Always Let Me Go
These guys have been at it as a trio for just about 20 years, and after woodshedding on stage with the standards material for most of that time, they have finally decided to take the gloves off and come out fighting. Actually, there have been hints at Jarrett's proclivity for inspired improvised free playing on many of the Standards Trio dates, as well as a couple of less formulaic releases along the way. Then the trio's last recording, Inside Out, made this statement, in so many words: "We're gonna play what feels right to us and the standards don't do it right now." And so, "out" it was.

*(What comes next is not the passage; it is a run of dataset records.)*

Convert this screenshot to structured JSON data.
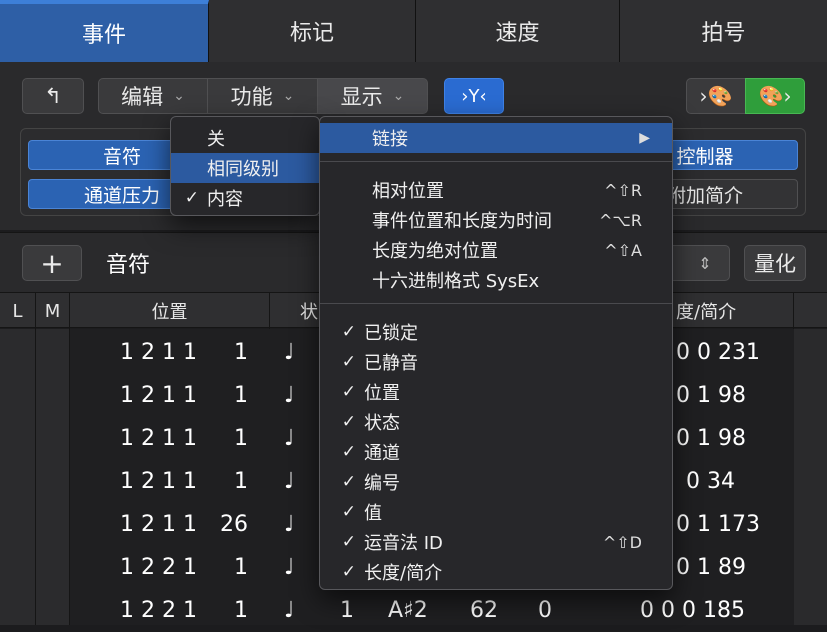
{
  "tabs": [
    "事件",
    "标记",
    "速度",
    "拍号"
  ],
  "toolbar": {
    "back_icon": "↰",
    "menus": [
      "编辑",
      "功能",
      "显示"
    ],
    "filter_icon": "›Y‹",
    "midi_out": "›🎨",
    "midi_in": "🎨›"
  },
  "categories": {
    "row1_left": "音符",
    "row1_right": "控制器",
    "row2_left": "通道压力",
    "row2_right": "附加简介"
  },
  "section": {
    "add_label": "+",
    "title": "音符",
    "quantize": "量化"
  },
  "table": {
    "headers": [
      "L",
      "M",
      "位置",
      "状",
      "度/简介"
    ],
    "rows": [
      {
        "pos": "1 2 1 1",
        "sub": "1",
        "icon": "♩",
        "tail": "0 0 231"
      },
      {
        "pos": "1 2 1 1",
        "sub": "1",
        "icon": "♩",
        "tail": "0 1  98"
      },
      {
        "pos": "1 2 1 1",
        "sub": "1",
        "icon": "♩",
        "tail": "0 1  98"
      },
      {
        "pos": "1 2 1 1",
        "sub": "1",
        "icon": "♩",
        "tail": "0  34"
      },
      {
        "pos": "1 2 1 1",
        "sub": "26",
        "icon": "♩",
        "tail": "0 1 173"
      },
      {
        "pos": "1 2 2 1",
        "sub": "1",
        "icon": "♩",
        "tail": "0 1  89"
      },
      {
        "pos": "1 2 2 1",
        "sub": "1",
        "icon": "♩",
        "extra1": "1",
        "extra2": "A♯2",
        "extra3": "62",
        "extra4": "0",
        "tail": "0 0 0 185"
      }
    ]
  },
  "link_submenu": {
    "items": [
      {
        "label": "关",
        "checked": false
      },
      {
        "label": "相同级别",
        "checked": false,
        "highlight": true
      },
      {
        "label": "内容",
        "checked": true
      }
    ]
  },
  "view_menu": {
    "link_label": "链接",
    "link_arrow": "▶",
    "group1": [
      {
        "label": "相对位置",
        "shortcut": "^⇧R"
      },
      {
        "label": "事件位置和长度为时间",
        "shortcut": "^⌥R"
      },
      {
        "label": "长度为绝对位置",
        "shortcut": "^⇧A"
      },
      {
        "label": "十六进制格式 SysEx",
        "shortcut": ""
      }
    ],
    "group2": [
      {
        "label": "已锁定",
        "shortcut": ""
      },
      {
        "label": "已静音",
        "shortcut": ""
      },
      {
        "label": "位置",
        "shortcut": ""
      },
      {
        "label": "状态",
        "shortcut": ""
      },
      {
        "label": "通道",
        "shortcut": ""
      },
      {
        "label": "编号",
        "shortcut": ""
      },
      {
        "label": "值",
        "shortcut": ""
      },
      {
        "label": "运音法 ID",
        "shortcut": "^⇧D"
      },
      {
        "label": "长度/简介",
        "shortcut": ""
      }
    ],
    "check_mark": "✓"
  }
}
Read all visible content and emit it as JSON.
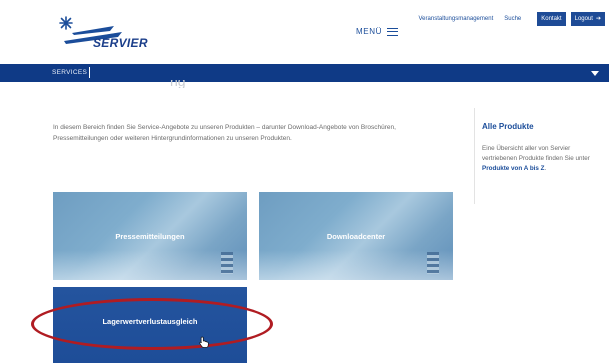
{
  "header": {
    "brand": "SERVIER",
    "menu_label": "MENÜ",
    "top_links": [
      "Veranstaltungsmanagement",
      "Suche"
    ],
    "buttons": {
      "kontakt": "Kontakt",
      "logout": "Logout"
    }
  },
  "nav": {
    "label": "SERVICES"
  },
  "intro": {
    "text": "In diesem Bereich finden Sie Service-Angebote zu unseren Produkten – darunter Download-Angebote von Broschüren, Pressemitteilungen oder weiteren Hintergrundinformationen zu unseren Produkten."
  },
  "aside": {
    "title": "Alle Produkte",
    "text_before": "Eine Übersicht aller von Servier vertriebenen Produkte finden Sie unter",
    "link": "Produkte von A bis Z",
    "text_after": "."
  },
  "tiles": [
    {
      "label": "Pressemitteilungen"
    },
    {
      "label": "Downloadcenter"
    },
    {
      "label": "Lagerwertverlustausgleich"
    }
  ],
  "colors": {
    "brand": "#1b4d9a",
    "navbar": "#0f3a86",
    "highlight": "#b01c22"
  }
}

Out is also the prevailing wind on the two-CD Always Let Me Go: Live in Tokyo. But what is most captivating about this virtuosic tour de force is the way this trio can, on a dime, turn outside in, pulling a melody and structure from thin air, usually at just the right moment, bringing everything back to earth with a bit of bluesy funk, a bit of wistful romanticism, a slice of bop or swing. "Hearts of Space," for example, starts just as the title implies, but by the time it concludes Peacock is driving things with a walking bass, DeJohnette is purring along while still dropping those amazing bombs and Jarrett is rolling and swaying as tidily as Monk, doing that thing with melody that stretches or compresses the line like a rubber band-note values distorted while maintaining absolute form and proportion.
The two discs are marvelously recorded, as always, and give ample room for all three to hold the spotlight: DeJohnette has never sounded so sophisticatedly primitive or Peacock so strong, so melodic, all while exploring that territory of intuition so well-known to Jarrett who, it seems, has managed to locate another 30 or 40 keys on his piano.
Magic, madness, talent or genius? Inside or out? When you get to this level, it just doesn't matter.